DATA FOR THE TASK
+---+
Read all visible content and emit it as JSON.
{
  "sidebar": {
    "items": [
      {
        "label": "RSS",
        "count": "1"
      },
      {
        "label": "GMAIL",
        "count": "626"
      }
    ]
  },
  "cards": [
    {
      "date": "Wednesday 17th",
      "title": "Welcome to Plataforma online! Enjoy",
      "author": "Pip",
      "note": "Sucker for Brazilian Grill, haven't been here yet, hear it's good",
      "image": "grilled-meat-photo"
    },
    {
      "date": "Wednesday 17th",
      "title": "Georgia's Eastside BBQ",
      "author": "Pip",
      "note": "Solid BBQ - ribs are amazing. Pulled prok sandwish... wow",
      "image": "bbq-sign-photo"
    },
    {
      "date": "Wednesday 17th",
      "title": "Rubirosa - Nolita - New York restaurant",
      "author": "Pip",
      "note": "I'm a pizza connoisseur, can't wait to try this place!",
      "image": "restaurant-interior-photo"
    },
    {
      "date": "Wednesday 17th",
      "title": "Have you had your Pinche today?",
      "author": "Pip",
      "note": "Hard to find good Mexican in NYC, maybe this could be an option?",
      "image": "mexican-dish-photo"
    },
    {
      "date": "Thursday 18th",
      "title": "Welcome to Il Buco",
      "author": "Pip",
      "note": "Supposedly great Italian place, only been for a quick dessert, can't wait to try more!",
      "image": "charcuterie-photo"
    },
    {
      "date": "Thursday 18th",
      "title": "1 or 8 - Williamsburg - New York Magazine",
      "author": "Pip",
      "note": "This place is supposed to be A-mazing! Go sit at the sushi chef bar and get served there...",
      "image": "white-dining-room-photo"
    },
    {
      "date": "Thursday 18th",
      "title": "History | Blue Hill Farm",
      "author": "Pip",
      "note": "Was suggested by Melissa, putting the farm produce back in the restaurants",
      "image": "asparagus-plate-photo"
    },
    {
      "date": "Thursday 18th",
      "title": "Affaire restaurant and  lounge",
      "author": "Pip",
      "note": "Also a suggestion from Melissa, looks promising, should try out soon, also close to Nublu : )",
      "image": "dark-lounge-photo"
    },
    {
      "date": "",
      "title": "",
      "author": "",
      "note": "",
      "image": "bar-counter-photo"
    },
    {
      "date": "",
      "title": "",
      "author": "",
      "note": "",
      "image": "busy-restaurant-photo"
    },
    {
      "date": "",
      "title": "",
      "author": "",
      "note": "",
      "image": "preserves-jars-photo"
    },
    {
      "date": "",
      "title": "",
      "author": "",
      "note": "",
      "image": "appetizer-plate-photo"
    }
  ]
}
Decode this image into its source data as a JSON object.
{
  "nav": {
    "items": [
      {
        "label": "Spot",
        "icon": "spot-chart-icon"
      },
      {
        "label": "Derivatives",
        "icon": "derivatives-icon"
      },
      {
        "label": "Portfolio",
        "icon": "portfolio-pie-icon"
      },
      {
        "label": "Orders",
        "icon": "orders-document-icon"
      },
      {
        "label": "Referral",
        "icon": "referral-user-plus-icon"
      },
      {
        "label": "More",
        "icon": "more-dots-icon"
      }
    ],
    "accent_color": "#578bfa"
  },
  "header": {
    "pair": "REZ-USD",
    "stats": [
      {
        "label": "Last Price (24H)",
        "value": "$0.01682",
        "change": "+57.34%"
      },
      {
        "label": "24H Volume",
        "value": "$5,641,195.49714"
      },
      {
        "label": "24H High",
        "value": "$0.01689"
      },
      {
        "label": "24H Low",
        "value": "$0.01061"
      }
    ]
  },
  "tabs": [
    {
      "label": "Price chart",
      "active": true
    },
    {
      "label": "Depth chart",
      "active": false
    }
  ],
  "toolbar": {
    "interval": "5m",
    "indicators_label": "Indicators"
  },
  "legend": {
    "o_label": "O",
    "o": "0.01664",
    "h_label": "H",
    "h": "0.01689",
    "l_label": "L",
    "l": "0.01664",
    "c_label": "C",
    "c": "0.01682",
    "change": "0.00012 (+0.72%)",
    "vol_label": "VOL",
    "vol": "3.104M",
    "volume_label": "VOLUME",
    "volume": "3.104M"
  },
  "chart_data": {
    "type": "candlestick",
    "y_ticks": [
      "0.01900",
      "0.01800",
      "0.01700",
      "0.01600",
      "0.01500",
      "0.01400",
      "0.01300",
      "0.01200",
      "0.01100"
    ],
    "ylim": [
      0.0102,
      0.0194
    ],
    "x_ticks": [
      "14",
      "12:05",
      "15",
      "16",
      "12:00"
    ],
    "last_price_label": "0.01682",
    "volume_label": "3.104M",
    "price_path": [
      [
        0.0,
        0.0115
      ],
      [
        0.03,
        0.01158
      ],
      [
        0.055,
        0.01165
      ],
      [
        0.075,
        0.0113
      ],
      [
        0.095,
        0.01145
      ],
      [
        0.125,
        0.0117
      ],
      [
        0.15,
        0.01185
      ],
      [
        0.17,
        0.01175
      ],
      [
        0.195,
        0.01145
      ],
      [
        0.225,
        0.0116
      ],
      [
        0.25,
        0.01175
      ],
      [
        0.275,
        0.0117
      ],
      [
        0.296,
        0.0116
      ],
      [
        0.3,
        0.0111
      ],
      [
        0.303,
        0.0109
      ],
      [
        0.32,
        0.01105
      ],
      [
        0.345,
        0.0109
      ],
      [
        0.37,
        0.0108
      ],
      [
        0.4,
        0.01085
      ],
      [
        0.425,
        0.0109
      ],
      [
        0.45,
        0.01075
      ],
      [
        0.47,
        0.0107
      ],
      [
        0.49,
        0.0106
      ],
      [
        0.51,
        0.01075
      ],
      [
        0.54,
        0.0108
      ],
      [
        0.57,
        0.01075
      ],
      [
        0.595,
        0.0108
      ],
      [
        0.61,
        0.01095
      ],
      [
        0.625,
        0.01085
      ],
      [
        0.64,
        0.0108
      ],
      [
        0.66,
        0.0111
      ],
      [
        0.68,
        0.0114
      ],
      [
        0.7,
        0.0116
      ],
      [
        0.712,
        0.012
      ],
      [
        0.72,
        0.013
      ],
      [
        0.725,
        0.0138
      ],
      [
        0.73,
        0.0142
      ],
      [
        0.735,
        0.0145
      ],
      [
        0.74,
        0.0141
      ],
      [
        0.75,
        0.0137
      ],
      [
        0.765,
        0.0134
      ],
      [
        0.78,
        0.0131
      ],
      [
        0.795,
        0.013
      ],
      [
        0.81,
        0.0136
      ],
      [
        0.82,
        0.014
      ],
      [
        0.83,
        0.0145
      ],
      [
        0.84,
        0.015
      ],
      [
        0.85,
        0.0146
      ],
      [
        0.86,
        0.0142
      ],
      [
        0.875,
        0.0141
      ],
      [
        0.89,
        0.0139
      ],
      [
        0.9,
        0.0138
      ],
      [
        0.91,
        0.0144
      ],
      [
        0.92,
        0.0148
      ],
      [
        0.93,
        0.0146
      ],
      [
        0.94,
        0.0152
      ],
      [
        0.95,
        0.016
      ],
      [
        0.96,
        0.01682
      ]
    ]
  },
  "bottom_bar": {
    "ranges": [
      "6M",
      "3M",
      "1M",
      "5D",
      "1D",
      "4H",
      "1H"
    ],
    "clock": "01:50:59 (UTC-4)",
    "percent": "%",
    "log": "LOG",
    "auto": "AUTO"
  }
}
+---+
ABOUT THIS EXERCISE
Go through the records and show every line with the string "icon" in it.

ANSWER SECTION
        "icon": "spot-chart-icon"
        "icon": "derivatives-icon"
        "icon": "portfolio-pie-icon"
        "icon": "orders-document-icon"
        "icon": "referral-user-plus-icon"
        "icon": "more-dots-icon"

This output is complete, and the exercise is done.